* TASK DIRECTIONS
Wherever a line in the data below holds "Toko", copy that line.

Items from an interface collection
--
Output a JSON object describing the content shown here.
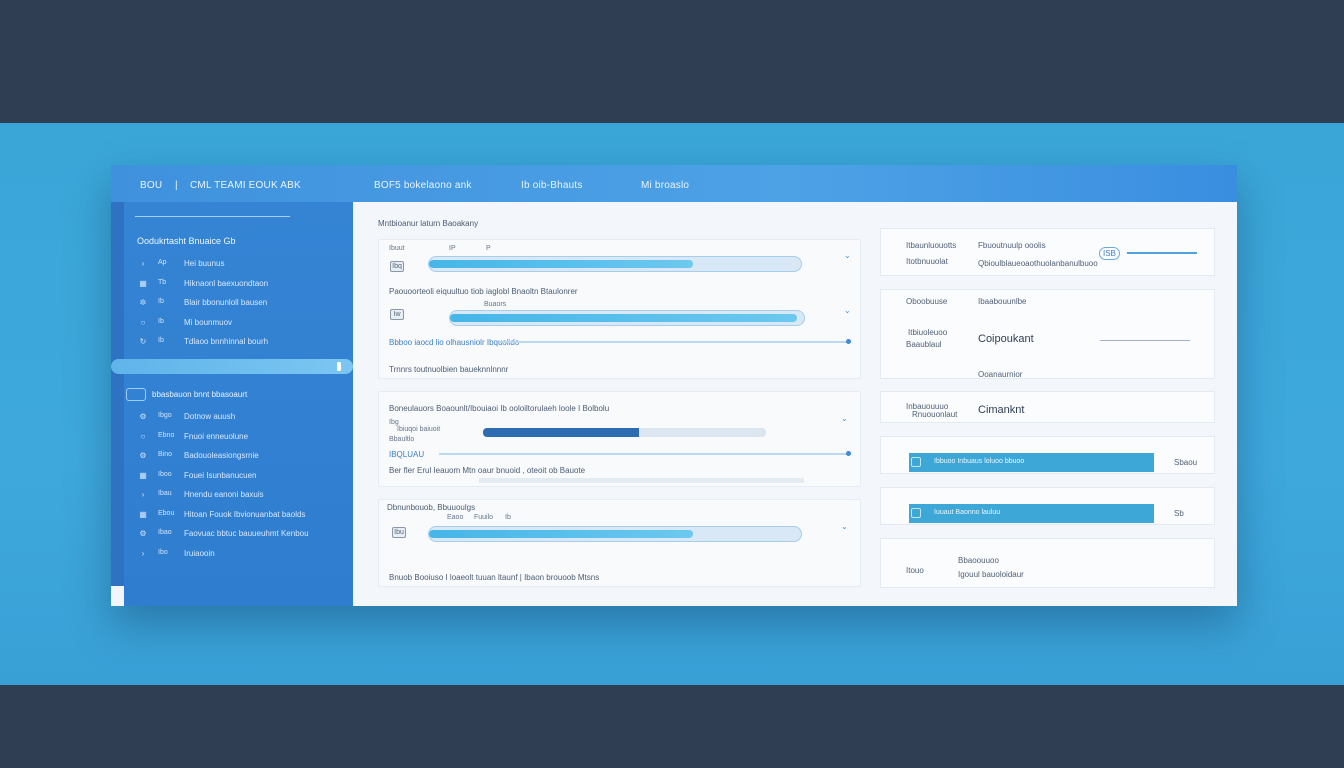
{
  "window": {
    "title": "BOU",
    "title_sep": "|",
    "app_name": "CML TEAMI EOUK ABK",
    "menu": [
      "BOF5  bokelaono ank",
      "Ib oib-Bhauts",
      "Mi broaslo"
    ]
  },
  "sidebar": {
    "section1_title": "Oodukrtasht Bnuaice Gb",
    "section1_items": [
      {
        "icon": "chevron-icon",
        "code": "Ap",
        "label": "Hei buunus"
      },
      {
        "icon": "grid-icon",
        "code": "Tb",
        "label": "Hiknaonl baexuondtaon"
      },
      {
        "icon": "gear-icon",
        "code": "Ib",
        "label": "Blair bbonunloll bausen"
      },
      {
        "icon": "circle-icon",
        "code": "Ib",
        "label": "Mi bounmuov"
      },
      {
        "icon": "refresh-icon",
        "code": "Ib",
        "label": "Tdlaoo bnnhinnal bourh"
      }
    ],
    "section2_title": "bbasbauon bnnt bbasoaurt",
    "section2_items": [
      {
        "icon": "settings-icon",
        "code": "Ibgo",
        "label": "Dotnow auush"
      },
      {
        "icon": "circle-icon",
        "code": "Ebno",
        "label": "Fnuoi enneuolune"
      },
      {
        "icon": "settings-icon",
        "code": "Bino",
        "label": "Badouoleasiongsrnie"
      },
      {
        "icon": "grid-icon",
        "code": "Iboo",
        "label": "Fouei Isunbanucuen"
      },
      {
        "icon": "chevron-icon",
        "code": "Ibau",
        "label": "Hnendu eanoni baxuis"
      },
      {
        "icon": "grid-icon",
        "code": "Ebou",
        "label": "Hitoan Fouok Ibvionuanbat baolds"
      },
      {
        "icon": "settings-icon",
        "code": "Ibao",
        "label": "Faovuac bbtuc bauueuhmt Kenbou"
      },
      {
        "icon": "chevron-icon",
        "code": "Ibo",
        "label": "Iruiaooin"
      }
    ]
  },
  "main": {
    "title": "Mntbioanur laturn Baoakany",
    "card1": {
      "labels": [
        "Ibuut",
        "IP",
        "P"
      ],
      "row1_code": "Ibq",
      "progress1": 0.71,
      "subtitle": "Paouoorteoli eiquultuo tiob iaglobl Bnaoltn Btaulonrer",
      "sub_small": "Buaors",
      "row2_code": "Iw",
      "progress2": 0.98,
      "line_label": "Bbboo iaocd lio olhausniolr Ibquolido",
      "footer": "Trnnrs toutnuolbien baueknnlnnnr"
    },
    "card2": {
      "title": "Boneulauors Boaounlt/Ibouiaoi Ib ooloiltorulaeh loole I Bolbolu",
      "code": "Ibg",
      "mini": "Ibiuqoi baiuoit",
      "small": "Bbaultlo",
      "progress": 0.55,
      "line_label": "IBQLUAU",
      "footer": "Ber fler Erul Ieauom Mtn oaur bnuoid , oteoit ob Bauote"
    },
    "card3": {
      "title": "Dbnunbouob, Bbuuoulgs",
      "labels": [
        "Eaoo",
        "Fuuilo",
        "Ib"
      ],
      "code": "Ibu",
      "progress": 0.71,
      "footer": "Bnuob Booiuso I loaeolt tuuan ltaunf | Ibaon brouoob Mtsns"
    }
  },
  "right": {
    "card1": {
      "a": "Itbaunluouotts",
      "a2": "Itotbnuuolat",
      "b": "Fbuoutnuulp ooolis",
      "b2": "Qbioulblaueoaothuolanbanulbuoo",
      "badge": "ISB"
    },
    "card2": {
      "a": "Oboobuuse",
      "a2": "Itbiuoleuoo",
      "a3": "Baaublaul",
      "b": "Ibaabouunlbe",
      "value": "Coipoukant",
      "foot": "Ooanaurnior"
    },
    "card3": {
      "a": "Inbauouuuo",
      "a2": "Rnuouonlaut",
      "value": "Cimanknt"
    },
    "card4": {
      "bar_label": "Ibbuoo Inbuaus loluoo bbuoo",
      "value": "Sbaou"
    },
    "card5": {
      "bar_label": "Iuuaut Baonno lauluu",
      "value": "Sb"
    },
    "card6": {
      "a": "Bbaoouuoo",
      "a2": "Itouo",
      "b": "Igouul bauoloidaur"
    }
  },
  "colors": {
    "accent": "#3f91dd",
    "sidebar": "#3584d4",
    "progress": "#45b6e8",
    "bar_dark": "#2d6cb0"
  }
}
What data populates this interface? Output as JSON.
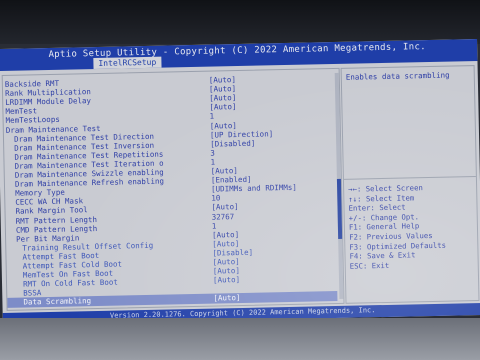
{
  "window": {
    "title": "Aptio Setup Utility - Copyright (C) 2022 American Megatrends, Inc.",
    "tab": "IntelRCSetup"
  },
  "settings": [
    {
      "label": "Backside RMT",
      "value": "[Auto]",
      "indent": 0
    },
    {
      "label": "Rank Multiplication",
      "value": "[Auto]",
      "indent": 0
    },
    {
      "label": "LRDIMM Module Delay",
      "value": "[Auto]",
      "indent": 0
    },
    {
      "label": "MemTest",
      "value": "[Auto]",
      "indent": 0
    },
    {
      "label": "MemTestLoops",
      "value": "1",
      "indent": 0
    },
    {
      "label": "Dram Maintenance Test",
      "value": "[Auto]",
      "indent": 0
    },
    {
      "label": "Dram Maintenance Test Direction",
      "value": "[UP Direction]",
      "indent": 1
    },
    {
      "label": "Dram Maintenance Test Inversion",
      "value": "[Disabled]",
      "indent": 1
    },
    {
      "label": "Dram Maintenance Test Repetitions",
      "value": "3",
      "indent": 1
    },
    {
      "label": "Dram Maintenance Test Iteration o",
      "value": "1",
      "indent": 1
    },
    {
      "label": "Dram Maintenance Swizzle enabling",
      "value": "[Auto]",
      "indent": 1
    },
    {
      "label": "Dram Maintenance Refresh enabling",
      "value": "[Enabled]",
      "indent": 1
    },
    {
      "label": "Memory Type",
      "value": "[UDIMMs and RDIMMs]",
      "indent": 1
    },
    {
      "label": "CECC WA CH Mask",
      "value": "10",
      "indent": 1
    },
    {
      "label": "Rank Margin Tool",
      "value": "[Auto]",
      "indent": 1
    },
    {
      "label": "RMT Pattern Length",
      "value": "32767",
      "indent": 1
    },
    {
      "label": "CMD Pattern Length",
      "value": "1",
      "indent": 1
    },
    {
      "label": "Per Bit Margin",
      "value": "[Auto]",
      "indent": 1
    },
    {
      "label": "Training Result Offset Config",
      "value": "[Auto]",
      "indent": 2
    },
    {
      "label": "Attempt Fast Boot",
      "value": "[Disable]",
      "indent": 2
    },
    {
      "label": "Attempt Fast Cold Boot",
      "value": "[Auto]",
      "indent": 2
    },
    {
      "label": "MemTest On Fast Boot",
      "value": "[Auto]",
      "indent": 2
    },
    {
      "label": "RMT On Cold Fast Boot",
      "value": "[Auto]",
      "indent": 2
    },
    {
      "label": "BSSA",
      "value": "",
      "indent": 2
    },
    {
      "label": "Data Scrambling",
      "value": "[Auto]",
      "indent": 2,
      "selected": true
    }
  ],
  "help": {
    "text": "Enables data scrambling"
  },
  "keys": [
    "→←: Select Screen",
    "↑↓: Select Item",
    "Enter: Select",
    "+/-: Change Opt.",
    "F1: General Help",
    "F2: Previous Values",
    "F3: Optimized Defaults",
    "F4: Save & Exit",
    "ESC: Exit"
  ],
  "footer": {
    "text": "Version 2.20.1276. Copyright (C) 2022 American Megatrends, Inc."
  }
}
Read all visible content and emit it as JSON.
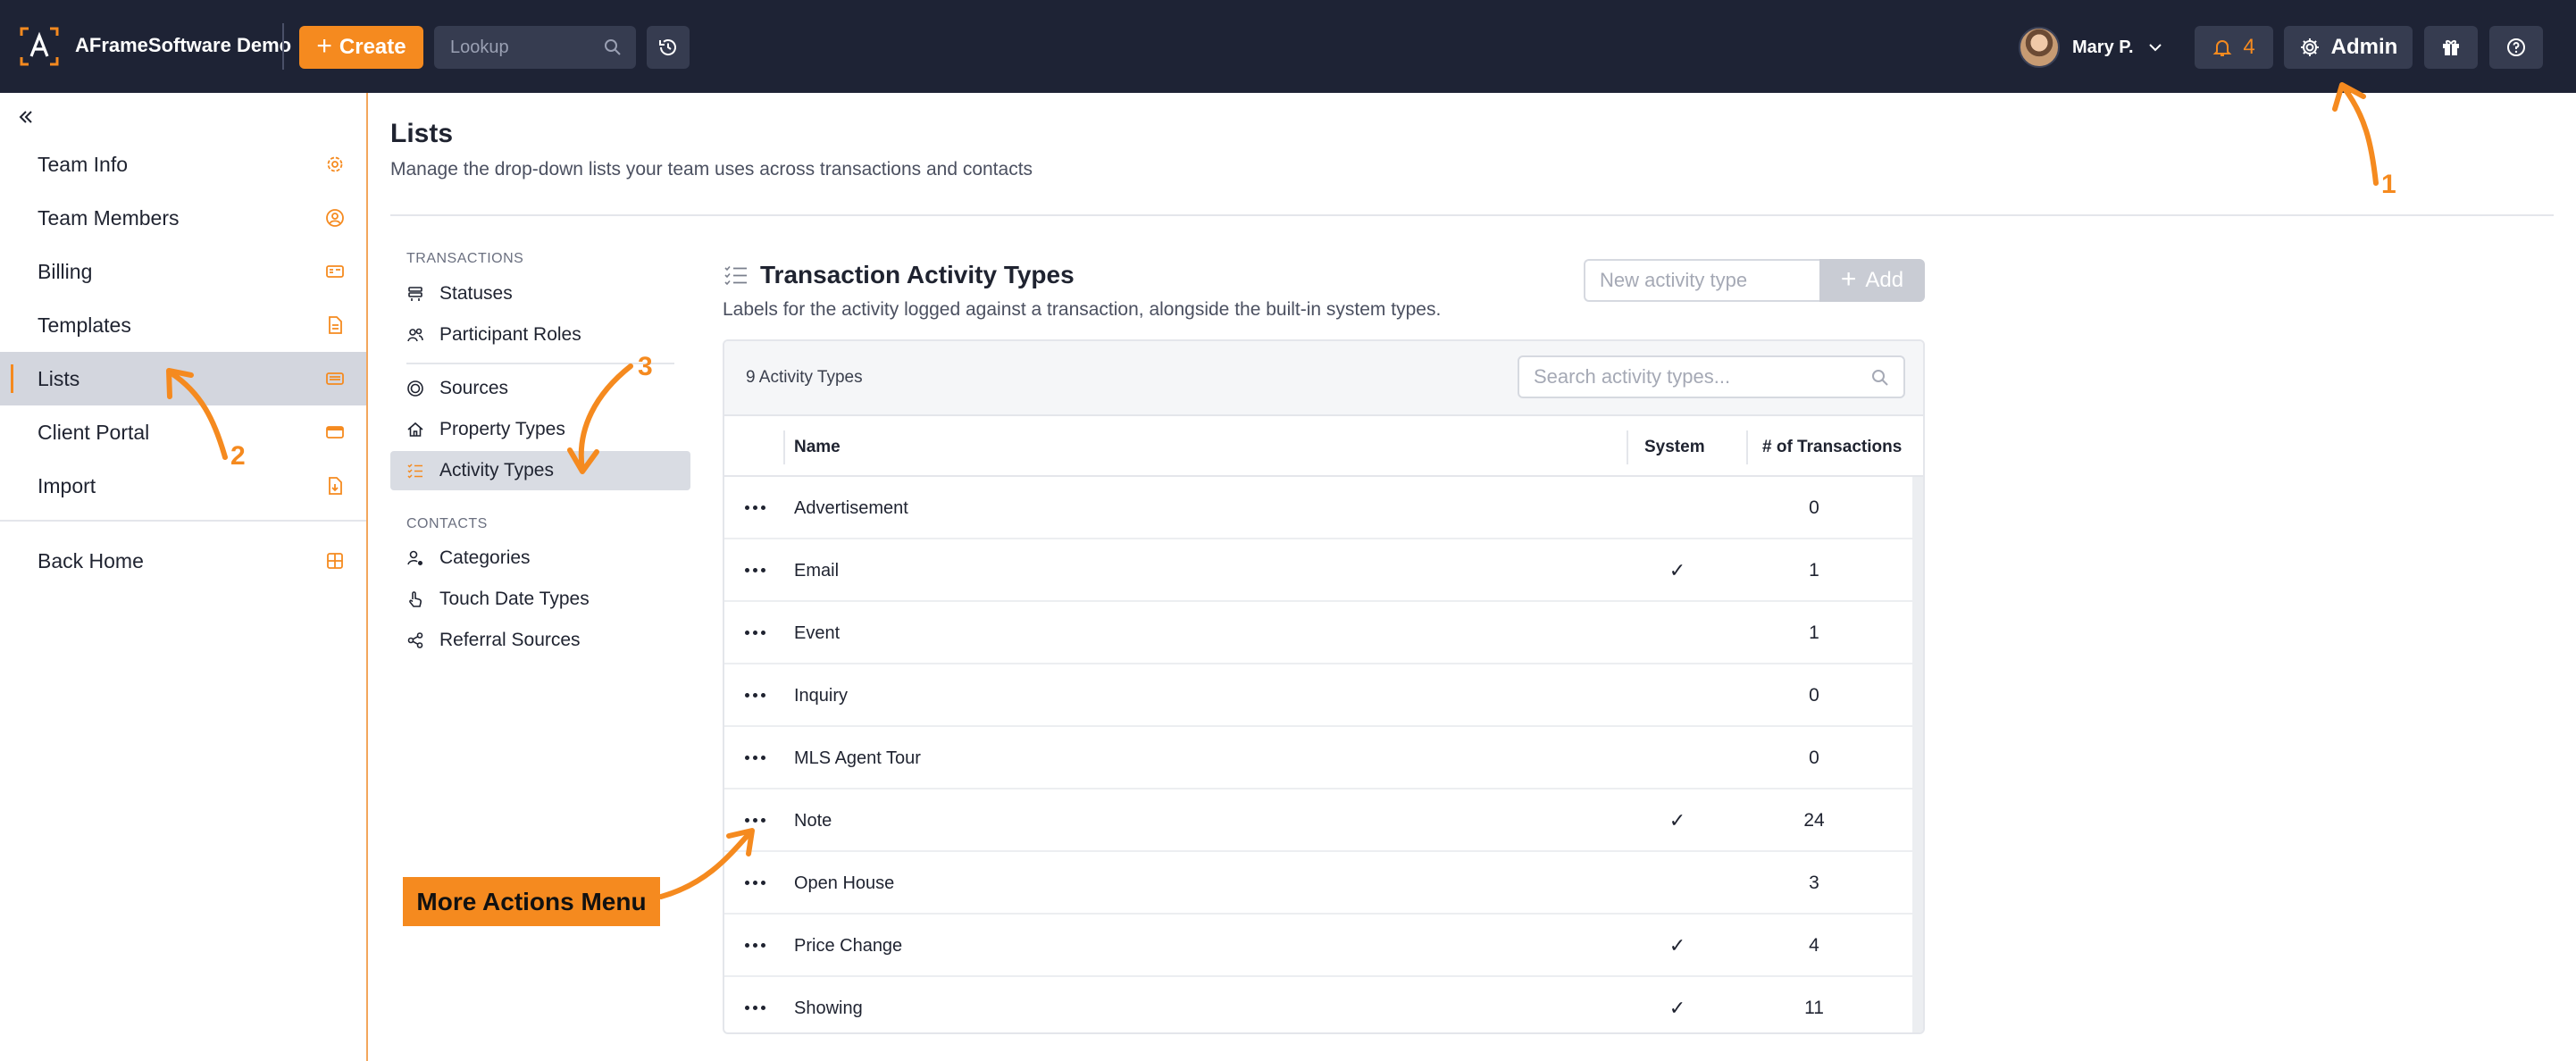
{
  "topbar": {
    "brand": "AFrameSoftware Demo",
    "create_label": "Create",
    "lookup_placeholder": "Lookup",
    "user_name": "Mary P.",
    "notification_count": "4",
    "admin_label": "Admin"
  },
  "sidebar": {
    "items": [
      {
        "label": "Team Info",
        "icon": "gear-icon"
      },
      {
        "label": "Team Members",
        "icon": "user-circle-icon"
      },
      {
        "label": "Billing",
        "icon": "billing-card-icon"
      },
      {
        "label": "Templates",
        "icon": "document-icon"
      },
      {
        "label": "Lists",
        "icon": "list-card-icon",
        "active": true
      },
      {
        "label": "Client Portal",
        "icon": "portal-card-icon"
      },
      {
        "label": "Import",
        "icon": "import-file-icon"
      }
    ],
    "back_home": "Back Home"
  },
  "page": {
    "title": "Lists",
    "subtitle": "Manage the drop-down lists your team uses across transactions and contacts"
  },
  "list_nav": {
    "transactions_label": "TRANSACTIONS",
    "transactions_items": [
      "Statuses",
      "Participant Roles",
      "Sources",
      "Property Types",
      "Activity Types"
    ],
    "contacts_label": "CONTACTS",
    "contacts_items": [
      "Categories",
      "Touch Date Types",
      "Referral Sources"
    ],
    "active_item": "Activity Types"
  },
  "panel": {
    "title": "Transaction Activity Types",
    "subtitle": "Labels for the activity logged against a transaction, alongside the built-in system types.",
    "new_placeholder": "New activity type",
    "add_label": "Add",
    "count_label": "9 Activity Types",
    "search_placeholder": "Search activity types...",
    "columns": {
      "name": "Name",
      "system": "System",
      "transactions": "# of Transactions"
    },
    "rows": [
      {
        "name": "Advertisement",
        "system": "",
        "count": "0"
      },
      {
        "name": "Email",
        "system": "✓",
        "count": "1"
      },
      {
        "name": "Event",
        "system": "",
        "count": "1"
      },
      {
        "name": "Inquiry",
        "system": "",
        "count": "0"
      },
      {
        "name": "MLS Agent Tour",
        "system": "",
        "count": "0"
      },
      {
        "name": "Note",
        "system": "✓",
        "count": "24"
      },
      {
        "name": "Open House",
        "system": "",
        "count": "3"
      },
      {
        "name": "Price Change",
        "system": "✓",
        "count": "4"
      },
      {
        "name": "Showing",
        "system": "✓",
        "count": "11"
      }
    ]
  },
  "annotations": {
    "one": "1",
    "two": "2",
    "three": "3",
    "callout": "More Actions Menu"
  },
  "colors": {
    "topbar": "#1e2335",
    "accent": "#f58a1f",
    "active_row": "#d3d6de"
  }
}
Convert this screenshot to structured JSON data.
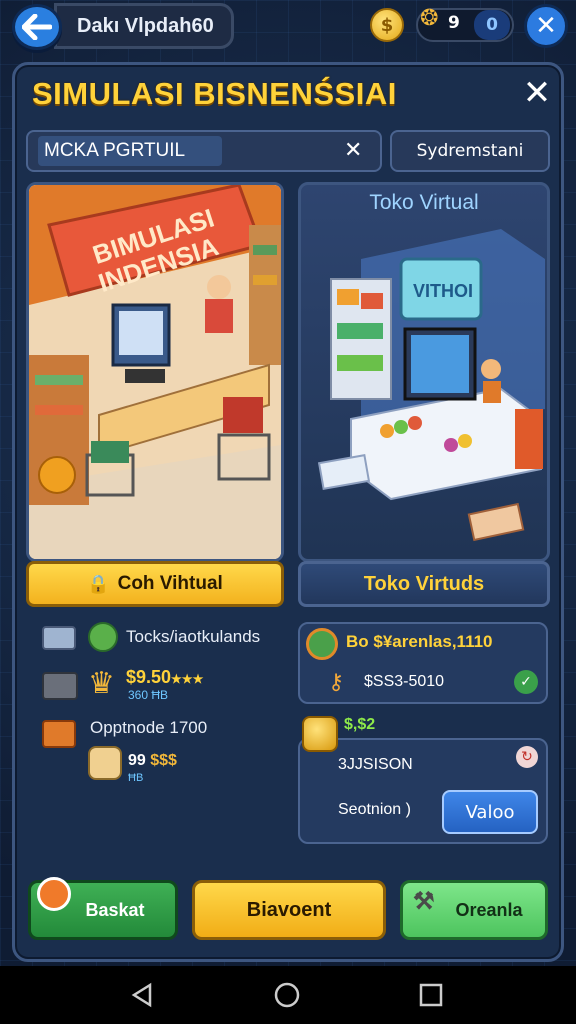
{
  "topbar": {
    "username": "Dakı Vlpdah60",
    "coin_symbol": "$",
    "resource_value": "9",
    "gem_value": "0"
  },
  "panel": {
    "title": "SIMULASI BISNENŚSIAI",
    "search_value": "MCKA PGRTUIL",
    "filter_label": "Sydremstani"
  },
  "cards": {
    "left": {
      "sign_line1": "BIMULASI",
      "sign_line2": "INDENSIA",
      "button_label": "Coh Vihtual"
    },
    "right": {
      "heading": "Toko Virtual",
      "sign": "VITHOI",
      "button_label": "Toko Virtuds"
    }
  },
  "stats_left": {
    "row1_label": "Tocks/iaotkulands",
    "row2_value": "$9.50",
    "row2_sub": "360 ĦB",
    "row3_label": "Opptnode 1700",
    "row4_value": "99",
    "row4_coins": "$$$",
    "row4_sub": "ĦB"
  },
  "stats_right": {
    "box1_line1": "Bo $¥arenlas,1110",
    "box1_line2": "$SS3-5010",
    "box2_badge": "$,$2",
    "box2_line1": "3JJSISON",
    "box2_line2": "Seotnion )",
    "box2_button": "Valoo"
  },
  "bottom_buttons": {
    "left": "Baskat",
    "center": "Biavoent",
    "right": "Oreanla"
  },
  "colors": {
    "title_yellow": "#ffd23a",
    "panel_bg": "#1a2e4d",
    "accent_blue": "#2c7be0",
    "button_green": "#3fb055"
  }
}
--
* REPLY TO THE EXERCISE
      "heading": "Toko Virtual",
      "button_label": "Toko Virtuds"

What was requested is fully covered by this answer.